Is It Safe To Burn Wood With Lichen On It?

After cutting down a large oak tree in my backyard I ran into an unfamiliar problem. The entire tree was covered with lichen and moss. I had no idea if it would be safe to burn the wood so I decided to call a local arborist to find out. Here’s what he said when I asked the question, Is it safe to burn wood with lichen and moss?

Lichen is safe to burn, but you need to give the wood time to season and dry out. Lichen will only grow and survive on wet trees so if it’s alive that tells you the wood is wet and not fully seasoned. Burning it will result in a smoky mess that’s annoying around a campfire and terrible inside. Lichen also has a distinct smell when it’s burned that some people hate, so keep that in mind.

So we’ve came to the conclusion that lichen is safe to burn, but you need to dry it out. Continue reading to find out how I dry my wood to kill lichen.

Can Lichen Be Burned?

Yes lichen can definitely be burned, but you want to make sure it’s dried out first. It’s always a good idea to allow firewood to dry and season anyway so that’s not a big deal. After cutting, splitting, and stacking your firewood it will take about 6 months for the lichen to die and the wood to dry out.

Just make sure the woods up off the ground and properly covered so it dries out in a reasonable amount of time. I’ll go over my drying and seasoning method further on.

After drying out for 6 months the lichen will be dead and it can be burned like any other piece of firewood. Burning live lichen will result in a smelly, smoky mess so it’s worth going through the seasoning process.

What Is Lichen?

Not many people know what lichens are! They’re a really bizarre hybrid and no 2 lichen organisms are alike. It’s like lichen is a completely different species from an alien planet. I think it has a natural beauty that’s hard to describe.

Lichen is a complex lifeform that’s living in a symbiotic partnership between fungus and algae. It’s basically a mixture of the two different organisms with the fungus giving lichens most of its characteristics. The algae is what gives the lichen a green or blue/green appearance.

Let me clear up a common misconception. Lichen and moss are completely different organisms. Moss is a standard plant, while lichen is something else entirely. They don’t have roots, stems or leaves and the chloroplasts are only on the top surface of the lichen.

They might be completely different, but you will almost always see moss and lichen in the same picture. Lichens latch onto moss to drain their stored water and prolong the growth cycle. Without moss storing the water a lichen will dry up and die. That’s why drying out your wood will quickly kill off any lichen that’s living on the surface.
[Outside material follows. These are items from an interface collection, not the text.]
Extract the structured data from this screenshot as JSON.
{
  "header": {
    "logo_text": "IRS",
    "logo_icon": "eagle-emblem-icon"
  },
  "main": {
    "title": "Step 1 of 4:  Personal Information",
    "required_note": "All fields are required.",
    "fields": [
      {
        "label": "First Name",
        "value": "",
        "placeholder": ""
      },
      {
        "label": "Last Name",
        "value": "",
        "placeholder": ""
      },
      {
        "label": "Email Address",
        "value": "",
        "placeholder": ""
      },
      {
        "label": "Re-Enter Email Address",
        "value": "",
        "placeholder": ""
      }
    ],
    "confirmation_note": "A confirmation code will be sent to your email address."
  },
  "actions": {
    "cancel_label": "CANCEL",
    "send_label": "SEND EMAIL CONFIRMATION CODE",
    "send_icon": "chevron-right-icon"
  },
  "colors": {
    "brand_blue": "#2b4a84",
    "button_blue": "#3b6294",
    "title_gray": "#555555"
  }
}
Seasoning and Drying Wood To Kill Lichen

The seasoning process is used to dry out firewood to improve the quality of your burn. Dry wood is easier to light, burns cleanly, consistently, and produces much less smoke. It depends on when you split the wood, but it will take 6-12 months to dry out firewood. You need a few months of the summer sun working its magic.

Drying the wood will remove the lichens water source so it will quickly die. It will still be on the surface, but you won’t have to deal with smoke and the smell it gives off. How do you season firewood?

  • Get Firewood Off The Ground: Getting your firewood up off the ground is by far the most important step. It significantly reduces the chance of rot and water damage at the bottom of your stack. I recommend building/buying a firewood rack or stacking the wood on pallets or pressure-treated 2x4s.
  • Cover Up The Top: Covering up your wood can be as simple as covering the top with a tarp. If you burn a lot of firewood it’s worth building a small wood shed or buying a commercial firewood rack. I really like the cheap firewood rack brackets they sell on Amazon. All you need is 5 minutes of your time and a few 2×4’s. Cover that up with a cover (my favorite) and you’re good to go.
  • Increase Airflow: Make sure you leave the sides exposed when covering up your wood. Tarps should only be draped over the top of the pile and tied down. A little bit of airflow will significantly speed up the drying process.
  • Improve Sunlight: Sunlight is the natural enemy of lichen and moisture.

Burning Lichen Can Be Smelly

There are a lot of people out there that can’t stand the smell of burning lichen. People seem to either love or hate the smell of burning lichen. It has a wooden, musky, yeasty scent that some people actually use in their incense containers.

I neither like nor hate the smell of burning lichen. Regular firewood smells better, but I don’t think it’s all that bad. My cousin on the other hand thinks it smells rancid and it upsets his stomach making him sick.

It’s like any other scent. Some people won’t like it no matter what. There are people in this world that hate the smell of fresh made cinnamon buns. Those people are crazy, but everybody’s sense of smell is different.

Lichen and Moss Produce A Lot of Smoke

Be careful when burning wood that’s covered in lichen and moss. The presence of lichen/moss guarantees that the wood isn’t fully seasoned. It will be hard to light, but that’s not the main problem.

Wet wood will be ridiculously smoky producing a cloud of black smoke. That’s not a big deal around the campfire, but it can cause a lot of damage in the house.